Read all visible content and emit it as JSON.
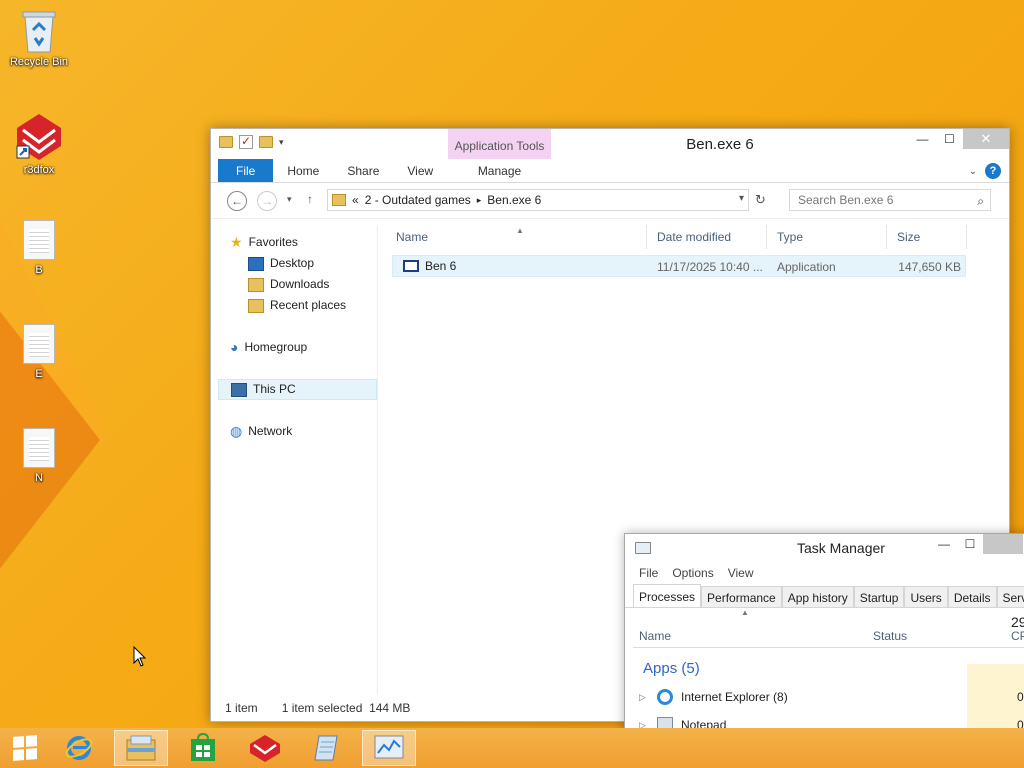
{
  "desktop": {
    "icons": [
      {
        "label": "Recycle Bin"
      },
      {
        "label": "r3dfox"
      },
      {
        "label": "B"
      },
      {
        "label": "E"
      },
      {
        "label": "N"
      }
    ]
  },
  "explorer": {
    "title": "Ben.exe 6",
    "contextual_tab_group": "Application Tools",
    "ribbon_tabs": {
      "file": "File",
      "home": "Home",
      "share": "Share",
      "view": "View",
      "manage": "Manage"
    },
    "address": {
      "prefix": "«",
      "crumb1": "2 - Outdated games",
      "separator": "▸",
      "crumb2": "Ben.exe 6"
    },
    "search_placeholder": "Search Ben.exe 6",
    "nav": {
      "favorites": "Favorites",
      "desktop": "Desktop",
      "downloads": "Downloads",
      "recent": "Recent places",
      "homegroup": "Homegroup",
      "this_pc": "This PC",
      "network": "Network"
    },
    "columns": {
      "name": "Name",
      "date": "Date modified",
      "type": "Type",
      "size": "Size"
    },
    "files": [
      {
        "name": "Ben 6",
        "date": "11/17/2025 10:40 ...",
        "type": "Application",
        "size": "147,650 KB"
      }
    ],
    "status": {
      "count": "1 item",
      "selected": "1 item selected  144 MB"
    }
  },
  "taskmgr": {
    "title": "Task Manager",
    "menu": {
      "file": "File",
      "options": "Options",
      "view": "View"
    },
    "tabs": {
      "processes": "Processes",
      "performance": "Performance",
      "app_history": "App history",
      "startup": "Startup",
      "users": "Users",
      "details": "Details",
      "services": "Servic"
    },
    "headers": {
      "name": "Name",
      "status": "Status",
      "cpu": "CP",
      "cpu_pct": "29"
    },
    "group": "Apps (5)",
    "rows": [
      {
        "name": "Internet Explorer (8)",
        "cpu": "0"
      },
      {
        "name": "Notepad",
        "cpu": "0"
      }
    ]
  },
  "colors": {
    "accent": "#1979ca",
    "wallpaper": "#f5ab17",
    "selection": "#e5f3fb"
  }
}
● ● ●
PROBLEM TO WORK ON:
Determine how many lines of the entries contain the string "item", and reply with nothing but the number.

REPLY:
2